● **WORK INSTRUCTION**
Make an exact copy of every entry below, with the pictures left out.
═════ WORKING DATA ═════
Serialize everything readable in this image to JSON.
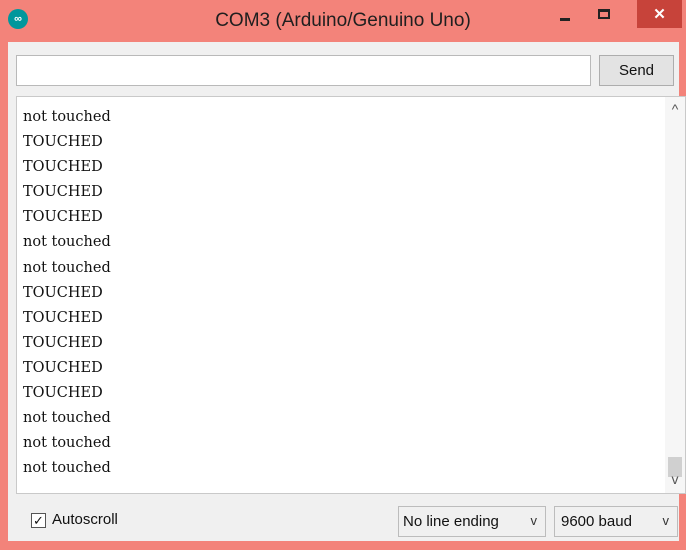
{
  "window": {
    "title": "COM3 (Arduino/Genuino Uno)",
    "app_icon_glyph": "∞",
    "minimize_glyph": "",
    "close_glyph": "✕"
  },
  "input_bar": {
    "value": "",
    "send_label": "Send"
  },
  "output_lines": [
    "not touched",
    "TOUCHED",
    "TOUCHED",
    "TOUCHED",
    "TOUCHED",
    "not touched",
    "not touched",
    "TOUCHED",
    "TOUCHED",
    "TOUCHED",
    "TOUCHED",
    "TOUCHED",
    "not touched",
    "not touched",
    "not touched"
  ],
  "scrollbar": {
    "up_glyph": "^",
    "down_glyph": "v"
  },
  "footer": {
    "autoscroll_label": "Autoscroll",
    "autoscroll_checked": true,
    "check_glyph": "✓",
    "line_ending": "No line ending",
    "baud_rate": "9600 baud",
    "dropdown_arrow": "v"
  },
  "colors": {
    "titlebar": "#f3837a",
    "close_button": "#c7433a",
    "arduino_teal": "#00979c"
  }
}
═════
● **EXERCISE RESPONSE**
Serialize everything readable in this image to JSON.
{
  "window": {
    "title": "COM3 (Arduino/Genuino Uno)",
    "app_icon_glyph": "∞",
    "minimize_glyph": "",
    "close_glyph": "✕"
  },
  "input_bar": {
    "value": "",
    "send_label": "Send"
  },
  "output_lines": [
    "not touched",
    "TOUCHED",
    "TOUCHED",
    "TOUCHED",
    "TOUCHED",
    "not touched",
    "not touched",
    "TOUCHED",
    "TOUCHED",
    "TOUCHED",
    "TOUCHED",
    "TOUCHED",
    "not touched",
    "not touched",
    "not touched"
  ],
  "scrollbar": {
    "up_glyph": "^",
    "down_glyph": "v"
  },
  "footer": {
    "autoscroll_label": "Autoscroll",
    "autoscroll_checked": true,
    "check_glyph": "✓",
    "line_ending": "No line ending",
    "baud_rate": "9600 baud",
    "dropdown_arrow": "v"
  },
  "colors": {
    "titlebar": "#f3837a",
    "close_button": "#c7433a",
    "arduino_teal": "#00979c"
  }
}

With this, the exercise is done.